Exercise aim
Each line in the entries below that holds the word "indeterminate" belongs in the answer.

Material for this exercise
————

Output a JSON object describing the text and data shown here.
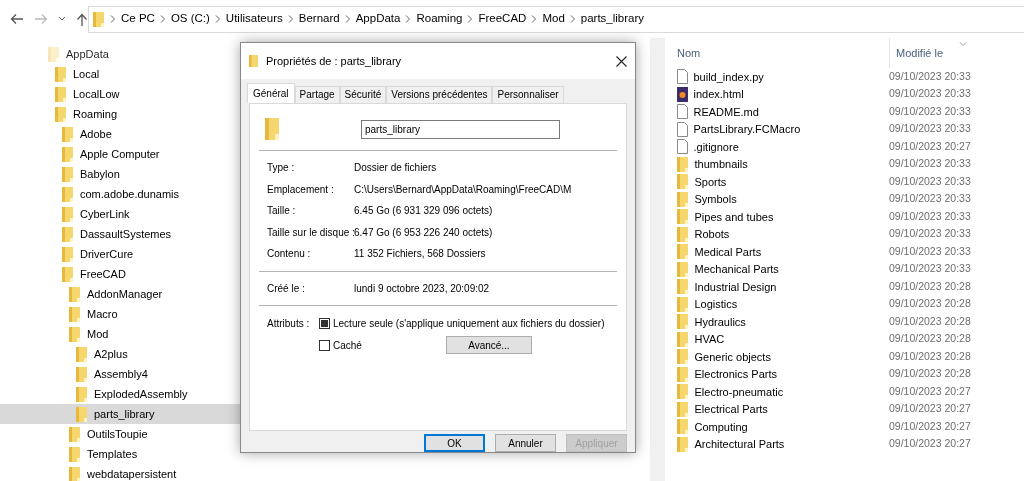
{
  "address_bar": {
    "path": [
      "Ce PC",
      "OS (C:)",
      "Utilisateurs",
      "Bernard",
      "AppData",
      "Roaming",
      "FreeCAD",
      "Mod",
      "parts_library"
    ]
  },
  "tree": [
    {
      "label": "AppData",
      "hidden": true,
      "selected": false,
      "children": [
        {
          "label": "Local",
          "hidden": false,
          "selected": false
        },
        {
          "label": "LocalLow",
          "hidden": false,
          "selected": false
        },
        {
          "label": "Roaming",
          "hidden": false,
          "selected": false,
          "children": [
            {
              "label": "Adobe",
              "hidden": false,
              "selected": false
            },
            {
              "label": "Apple Computer",
              "hidden": false,
              "selected": false
            },
            {
              "label": "Babylon",
              "hidden": false,
              "selected": false
            },
            {
              "label": "com.adobe.dunamis",
              "hidden": false,
              "selected": false
            },
            {
              "label": "CyberLink",
              "hidden": false,
              "selected": false
            },
            {
              "label": "DassaultSystemes",
              "hidden": false,
              "selected": false
            },
            {
              "label": "DriverCure",
              "hidden": false,
              "selected": false
            },
            {
              "label": "FreeCAD",
              "hidden": false,
              "selected": false,
              "children": [
                {
                  "label": "AddonManager",
                  "hidden": false,
                  "selected": false
                },
                {
                  "label": "Macro",
                  "hidden": false,
                  "selected": false
                },
                {
                  "label": "Mod",
                  "hidden": false,
                  "selected": false,
                  "children": [
                    {
                      "label": "A2plus",
                      "hidden": false,
                      "selected": false
                    },
                    {
                      "label": "Assembly4",
                      "hidden": false,
                      "selected": false
                    },
                    {
                      "label": "ExplodedAssembly",
                      "hidden": false,
                      "selected": false
                    },
                    {
                      "label": "parts_library",
                      "hidden": false,
                      "selected": true
                    }
                  ]
                },
                {
                  "label": "OutilsToupie",
                  "hidden": false,
                  "selected": false
                },
                {
                  "label": "Templates",
                  "hidden": false,
                  "selected": false
                },
                {
                  "label": "webdatapersistent",
                  "hidden": false,
                  "selected": false
                }
              ]
            }
          ]
        }
      ]
    }
  ],
  "file_list": {
    "columns": [
      "Nom",
      "Modifié le"
    ],
    "rows": [
      {
        "kind": "file",
        "name": "build_index.py",
        "modified": "09/10/2023 20:33"
      },
      {
        "kind": "html",
        "name": "index.html",
        "modified": "09/10/2023 20:33"
      },
      {
        "kind": "file",
        "name": "README.md",
        "modified": "09/10/2023 20:33"
      },
      {
        "kind": "file",
        "name": "PartsLibrary.FCMacro",
        "modified": "09/10/2023 20:33"
      },
      {
        "kind": "file",
        "name": ".gitignore",
        "modified": "09/10/2023 20:27"
      },
      {
        "kind": "folder",
        "name": "thumbnails",
        "modified": "09/10/2023 20:33"
      },
      {
        "kind": "folder",
        "name": "Sports",
        "modified": "09/10/2023 20:33"
      },
      {
        "kind": "folder",
        "name": "Symbols",
        "modified": "09/10/2023 20:33"
      },
      {
        "kind": "folder",
        "name": "Pipes and tubes",
        "modified": "09/10/2023 20:33"
      },
      {
        "kind": "folder",
        "name": "Robots",
        "modified": "09/10/2023 20:33"
      },
      {
        "kind": "folder",
        "name": "Medical Parts",
        "modified": "09/10/2023 20:33"
      },
      {
        "kind": "folder",
        "name": "Mechanical Parts",
        "modified": "09/10/2023 20:33"
      },
      {
        "kind": "folder",
        "name": "Industrial Design",
        "modified": "09/10/2023 20:28"
      },
      {
        "kind": "folder",
        "name": "Logistics",
        "modified": "09/10/2023 20:28"
      },
      {
        "kind": "folder",
        "name": "Hydraulics",
        "modified": "09/10/2023 20:28"
      },
      {
        "kind": "folder",
        "name": "HVAC",
        "modified": "09/10/2023 20:28"
      },
      {
        "kind": "folder",
        "name": "Generic objects",
        "modified": "09/10/2023 20:28"
      },
      {
        "kind": "folder",
        "name": "Electronics Parts",
        "modified": "09/10/2023 20:28"
      },
      {
        "kind": "folder",
        "name": "Electro-pneumatic",
        "modified": "09/10/2023 20:27"
      },
      {
        "kind": "folder",
        "name": "Electrical Parts",
        "modified": "09/10/2023 20:27"
      },
      {
        "kind": "folder",
        "name": "Computing",
        "modified": "09/10/2023 20:27"
      },
      {
        "kind": "folder",
        "name": "Architectural Parts",
        "modified": "09/10/2023 20:27"
      }
    ]
  },
  "dialog": {
    "title": "Propriétés de : parts_library",
    "tabs": [
      {
        "label": "Général",
        "selected": true
      },
      {
        "label": "Partage",
        "selected": false
      },
      {
        "label": "Sécurité",
        "selected": false
      },
      {
        "label": "Versions précédentes",
        "selected": false
      },
      {
        "label": "Personnaliser",
        "selected": false
      }
    ],
    "name_field": {
      "value": "parts_library"
    },
    "properties": [
      {
        "label": "Type :",
        "value": "Dossier de fichiers"
      },
      {
        "label": "Emplacement :",
        "value": "C:\\Users\\Bernard\\AppData\\Roaming\\FreeCAD\\M"
      },
      {
        "label": "Taille :",
        "value": "6.45 Go (6 931 329 096 octets)"
      },
      {
        "label": "Taille sur le disque :",
        "value": "6.47 Go (6 953 226 240 octets)"
      },
      {
        "label": "Contenu :",
        "value": "11 352 Fichiers, 568 Dossiers"
      }
    ],
    "created": {
      "label": "Créé le :",
      "value": "lundi 9 octobre 2023, 20:09:02"
    },
    "attributes": {
      "label": "Attributs :",
      "checkboxes": [
        {
          "label": "Lecture seule (s'applique uniquement aux fichiers du dossier)",
          "checked": false,
          "indeterminate": true
        },
        {
          "label": "Caché",
          "checked": false,
          "indeterminate": false
        }
      ],
      "advanced_button": "Avancé..."
    },
    "buttons": [
      {
        "label": "OK",
        "default": true,
        "disabled": false
      },
      {
        "label": "Annuler",
        "default": false,
        "disabled": false
      },
      {
        "label": "Appliquer",
        "default": false,
        "disabled": true
      }
    ]
  }
}
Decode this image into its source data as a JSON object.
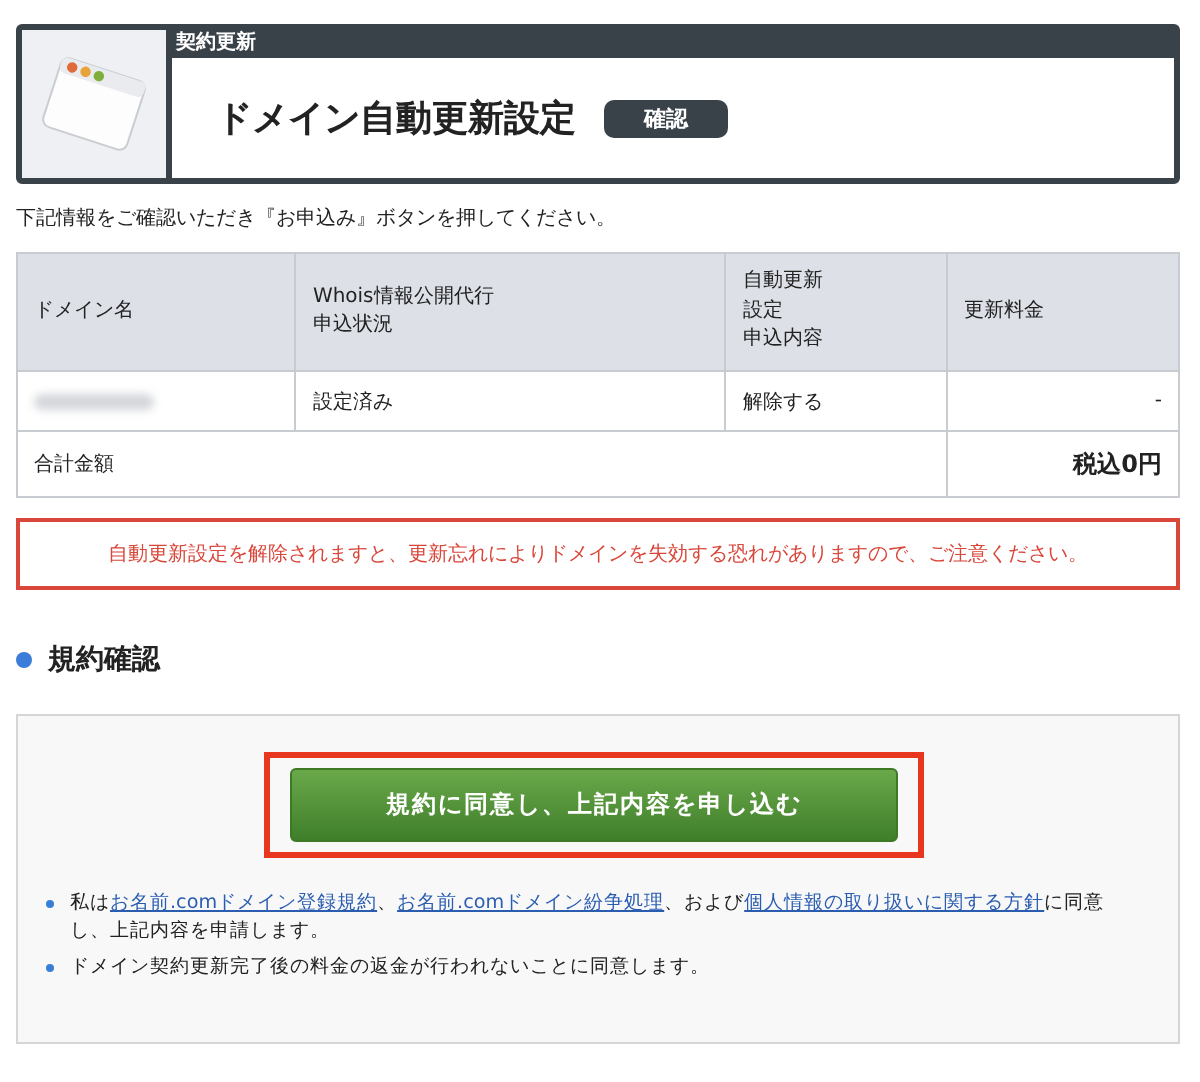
{
  "header": {
    "category": "契約更新",
    "title": "ドメイン自動更新設定",
    "badge": "確認"
  },
  "instruction": "下記情報をご確認いただき『お申込み』ボタンを押してください。",
  "table": {
    "columns": [
      {
        "lines": [
          "ドメイン名"
        ]
      },
      {
        "lines": [
          "Whois情報公開代行",
          "申込状況"
        ]
      },
      {
        "lines": [
          "自動更新",
          "設定",
          "申込内容"
        ]
      },
      {
        "lines": [
          "更新料金"
        ]
      }
    ],
    "rows": [
      {
        "domain_redacted": true,
        "cells": [
          "",
          "設定済み",
          "解除する",
          "-"
        ]
      }
    ],
    "total": {
      "label": "合計金額",
      "value": "税込0円"
    }
  },
  "warning": "自動更新設定を解除されますと、更新忘れによりドメインを失効する恐れがありますので、ご注意ください。",
  "terms": {
    "heading": "規約確認",
    "button": "規約に同意し、上記内容を申し込む",
    "highlighted": true,
    "notes": [
      {
        "segments": [
          {
            "text": "私は",
            "link": false
          },
          {
            "text": "お名前.comドメイン登録規約",
            "link": true
          },
          {
            "text": "、",
            "link": false
          },
          {
            "text": "お名前.comドメイン紛争処理",
            "link": true
          },
          {
            "text": "、および",
            "link": false
          },
          {
            "text": "個人情報の取り扱いに関する方針",
            "link": true
          },
          {
            "text": "に同意し、上記内容を申請します。",
            "link": false
          }
        ]
      },
      {
        "segments": [
          {
            "text": "ドメイン契約更新完了後の料金の返金が行われないことに同意します。",
            "link": false
          }
        ]
      }
    ]
  }
}
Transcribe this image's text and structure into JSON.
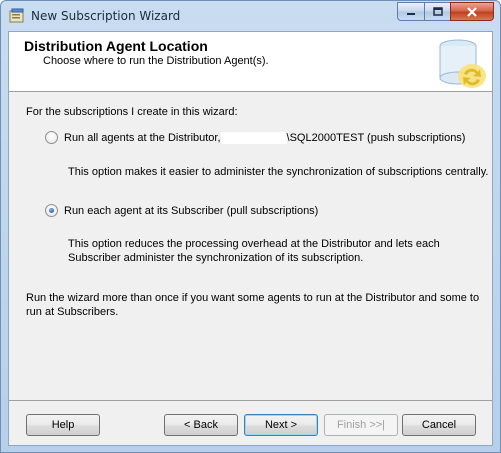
{
  "window": {
    "title": "New Subscription Wizard"
  },
  "header": {
    "title": "Distribution Agent Location",
    "subtitle": "Choose where to run the Distribution Agent(s)."
  },
  "content": {
    "intro": "For the subscriptions I create in this wizard:",
    "option_push": {
      "label_prefix": "Run all agents at the Distributor,",
      "label_suffix": "\\SQL2000TEST (push subscriptions)",
      "selected": false,
      "description": "This option makes it easier to administer the synchronization of subscriptions centrally."
    },
    "option_pull": {
      "label": "Run each agent at its Subscriber (pull subscriptions)",
      "selected": true,
      "description_line1": "This option reduces the processing overhead at the Distributor and lets each",
      "description_line2": "Subscriber administer the synchronization of its subscription."
    },
    "note_line1": "Run the wizard more than once if you want some agents to run at the Distributor and some to",
    "note_line2": "run at Subscribers."
  },
  "buttons": {
    "help": "Help",
    "back": "< Back",
    "next": "Next >",
    "finish": "Finish >>|",
    "cancel": "Cancel"
  },
  "icons": {
    "app": "wizard-app-icon",
    "minimize": "minimize-icon",
    "maximize": "maximize-icon",
    "close": "close-icon",
    "header": "database-subscription-icon"
  }
}
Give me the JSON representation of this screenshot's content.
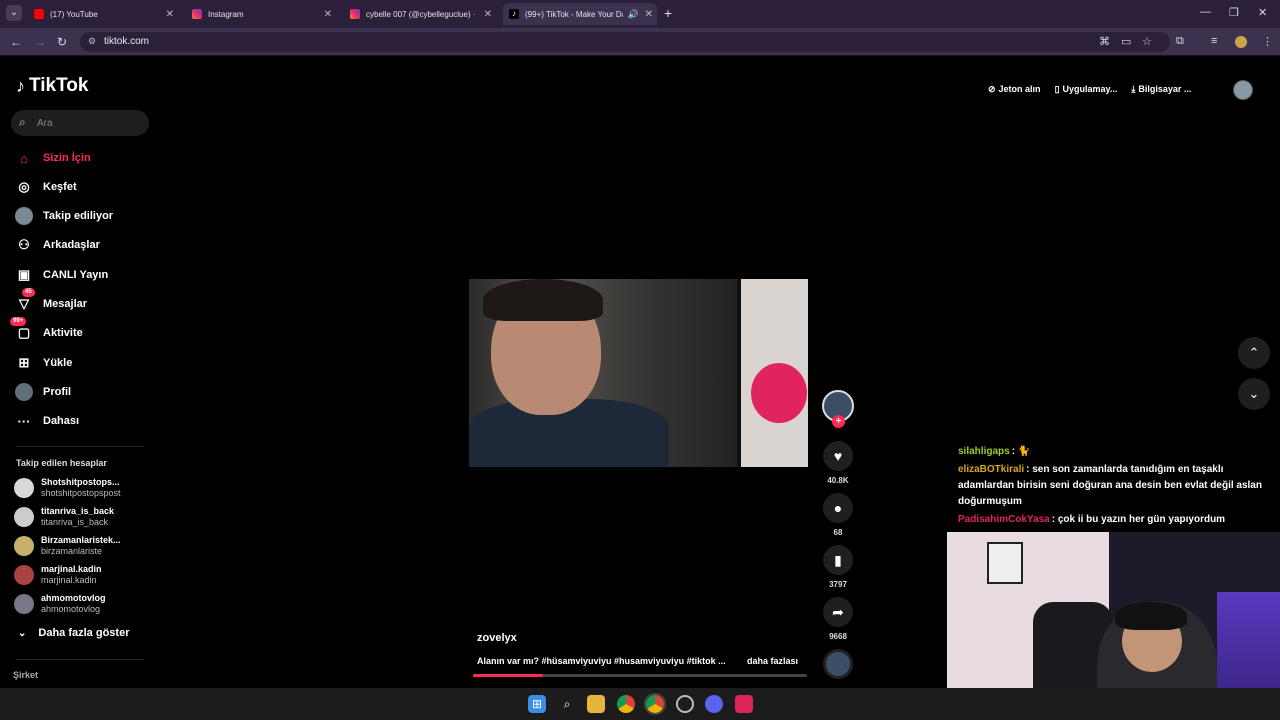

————

Result
          "indeterminate": true
          "indeterminate": false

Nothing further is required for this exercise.